What you are asked to do: Print the whole listing, keeping every line exactly as given.
■ ■ ■ ■ ■
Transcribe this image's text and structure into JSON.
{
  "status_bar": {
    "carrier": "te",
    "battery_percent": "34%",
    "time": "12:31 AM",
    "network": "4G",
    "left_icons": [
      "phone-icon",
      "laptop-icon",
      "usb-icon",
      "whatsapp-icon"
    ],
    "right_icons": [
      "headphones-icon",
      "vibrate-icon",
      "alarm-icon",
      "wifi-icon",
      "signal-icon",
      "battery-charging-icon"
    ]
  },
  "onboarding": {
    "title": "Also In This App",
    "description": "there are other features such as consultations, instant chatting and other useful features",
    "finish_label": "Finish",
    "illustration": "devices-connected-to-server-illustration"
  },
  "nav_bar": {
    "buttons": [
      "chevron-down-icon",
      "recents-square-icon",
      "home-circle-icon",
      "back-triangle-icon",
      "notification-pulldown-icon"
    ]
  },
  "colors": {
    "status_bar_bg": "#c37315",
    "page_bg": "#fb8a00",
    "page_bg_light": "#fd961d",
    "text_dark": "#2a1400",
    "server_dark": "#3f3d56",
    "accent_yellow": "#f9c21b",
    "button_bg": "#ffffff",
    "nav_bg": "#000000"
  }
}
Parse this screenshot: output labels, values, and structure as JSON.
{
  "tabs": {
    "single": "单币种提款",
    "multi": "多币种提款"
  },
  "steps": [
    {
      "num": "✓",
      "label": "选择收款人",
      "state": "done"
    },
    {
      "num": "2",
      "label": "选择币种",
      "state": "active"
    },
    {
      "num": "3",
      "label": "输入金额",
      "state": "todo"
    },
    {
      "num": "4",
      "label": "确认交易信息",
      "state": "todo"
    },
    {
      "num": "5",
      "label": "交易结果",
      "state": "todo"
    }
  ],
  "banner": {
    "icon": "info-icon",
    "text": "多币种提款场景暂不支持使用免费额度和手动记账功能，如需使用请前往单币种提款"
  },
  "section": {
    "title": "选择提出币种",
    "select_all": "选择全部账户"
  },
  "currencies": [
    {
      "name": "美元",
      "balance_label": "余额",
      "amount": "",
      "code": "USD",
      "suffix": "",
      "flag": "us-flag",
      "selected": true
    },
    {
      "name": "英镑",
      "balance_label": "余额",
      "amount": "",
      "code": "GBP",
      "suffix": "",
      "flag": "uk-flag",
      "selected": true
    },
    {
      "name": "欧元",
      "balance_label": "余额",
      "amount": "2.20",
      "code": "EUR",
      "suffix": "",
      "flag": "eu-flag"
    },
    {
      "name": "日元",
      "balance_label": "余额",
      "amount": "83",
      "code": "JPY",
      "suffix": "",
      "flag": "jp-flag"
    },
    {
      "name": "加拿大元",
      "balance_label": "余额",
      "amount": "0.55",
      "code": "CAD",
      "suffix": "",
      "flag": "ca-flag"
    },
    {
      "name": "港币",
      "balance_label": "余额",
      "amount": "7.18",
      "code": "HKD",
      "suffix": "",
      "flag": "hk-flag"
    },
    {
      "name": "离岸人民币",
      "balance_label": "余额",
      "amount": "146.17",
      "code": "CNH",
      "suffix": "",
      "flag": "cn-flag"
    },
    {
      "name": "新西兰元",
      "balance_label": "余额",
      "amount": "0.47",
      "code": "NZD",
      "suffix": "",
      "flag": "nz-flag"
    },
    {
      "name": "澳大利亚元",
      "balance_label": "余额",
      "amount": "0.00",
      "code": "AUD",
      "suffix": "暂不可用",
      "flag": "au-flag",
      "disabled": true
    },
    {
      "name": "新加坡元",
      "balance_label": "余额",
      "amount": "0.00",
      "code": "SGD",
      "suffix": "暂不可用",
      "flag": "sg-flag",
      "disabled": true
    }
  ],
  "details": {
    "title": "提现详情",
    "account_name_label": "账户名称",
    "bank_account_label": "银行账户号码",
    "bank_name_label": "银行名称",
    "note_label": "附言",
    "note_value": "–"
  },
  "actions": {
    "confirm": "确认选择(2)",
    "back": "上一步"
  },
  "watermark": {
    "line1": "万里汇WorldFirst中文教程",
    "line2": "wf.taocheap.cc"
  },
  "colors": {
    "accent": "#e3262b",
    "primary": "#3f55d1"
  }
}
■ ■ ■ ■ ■
Output of the exercise:
Transcribe this image's text and structure into JSON.
{
  "status_bar": {
    "carrier": "te",
    "battery_percent": "34%",
    "time": "12:31 AM",
    "network": "4G",
    "left_icons": [
      "phone-icon",
      "laptop-icon",
      "usb-icon",
      "whatsapp-icon"
    ],
    "right_icons": [
      "headphones-icon",
      "vibrate-icon",
      "alarm-icon",
      "wifi-icon",
      "signal-icon",
      "battery-charging-icon"
    ]
  },
  "onboarding": {
    "title": "Also In This App",
    "description": "there are other features such as consultations, instant chatting and other useful features",
    "finish_label": "Finish",
    "illustration": "devices-connected-to-server-illustration"
  },
  "nav_bar": {
    "buttons": [
      "chevron-down-icon",
      "recents-square-icon",
      "home-circle-icon",
      "back-triangle-icon",
      "notification-pulldown-icon"
    ]
  },
  "colors": {
    "status_bar_bg": "#c37315",
    "page_bg": "#fb8a00",
    "page_bg_light": "#fd961d",
    "text_dark": "#2a1400",
    "server_dark": "#3f3d56",
    "accent_yellow": "#f9c21b",
    "button_bg": "#ffffff",
    "nav_bg": "#000000"
  }
}
Parse this screenshot: output labels, values, and structure as JSON.
{
  "tabs": {
    "single": "单币种提款",
    "multi": "多币种提款"
  },
  "steps": [
    {
      "num": "✓",
      "label": "选择收款人",
      "state": "done"
    },
    {
      "num": "2",
      "label": "选择币种",
      "state": "active"
    },
    {
      "num": "3",
      "label": "输入金额",
      "state": "todo"
    },
    {
      "num": "4",
      "label": "确认交易信息",
      "state": "todo"
    },
    {
      "num": "5",
      "label": "交易结果",
      "state": "todo"
    }
  ],
  "banner": {
    "icon": "info-icon",
    "text": "多币种提款场景暂不支持使用免费额度和手动记账功能，如需使用请前往单币种提款"
  },
  "section": {
    "title": "选择提出币种",
    "select_all": "选择全部账户"
  },
  "currencies": [
    {
      "name": "美元",
      "balance_label": "余额",
      "amount": "",
      "code": "USD",
      "suffix": "",
      "flag": "us-flag",
      "selected": true
    },
    {
      "name": "英镑",
      "balance_label": "余额",
      "amount": "",
      "code": "GBP",
      "suffix": "",
      "flag": "uk-flag",
      "selected": true
    },
    {
      "name": "欧元",
      "balance_label": "余额",
      "amount": "2.20",
      "code": "EUR",
      "suffix": "",
      "flag": "eu-flag"
    },
    {
      "name": "日元",
      "balance_label": "余额",
      "amount": "83",
      "code": "JPY",
      "suffix": "",
      "flag": "jp-flag"
    },
    {
      "name": "加拿大元",
      "balance_label": "余额",
      "amount": "0.55",
      "code": "CAD",
      "suffix": "",
      "flag": "ca-flag"
    },
    {
      "name": "港币",
      "balance_label": "余额",
      "amount": "7.18",
      "code": "HKD",
      "suffix": "",
      "flag": "hk-flag"
    },
    {
      "name": "离岸人民币",
      "balance_label": "余额",
      "amount": "146.17",
      "code": "CNH",
      "suffix": "",
      "flag": "cn-flag"
    },
    {
      "name": "新西兰元",
      "balance_label": "余额",
      "amount": "0.47",
      "code": "NZD",
      "suffix": "",
      "flag": "nz-flag"
    },
    {
      "name": "澳大利亚元",
      "balance_label": "余额",
      "amount": "0.00",
      "code": "AUD",
      "suffix": "暂不可用",
      "flag": "au-flag",
      "disabled": true
    },
    {
      "name": "新加坡元",
      "balance_label": "余额",
      "amount": "0.00",
      "code": "SGD",
      "suffix": "暂不可用",
      "flag": "sg-flag",
      "disabled": true
    }
  ],
  "details": {
    "title": "提现详情",
    "account_name_label": "账户名称",
    "bank_account_label": "银行账户号码",
    "bank_name_label": "银行名称",
    "note_label": "附言",
    "note_value": "–"
  },
  "actions": {
    "confirm": "确认选择(2)",
    "back": "上一步"
  },
  "watermark": {
    "line1": "万里汇WorldFirst中文教程",
    "line2": "wf.taocheap.cc"
  },
  "colors": {
    "accent": "#e3262b",
    "primary": "#3f55d1"
  }
}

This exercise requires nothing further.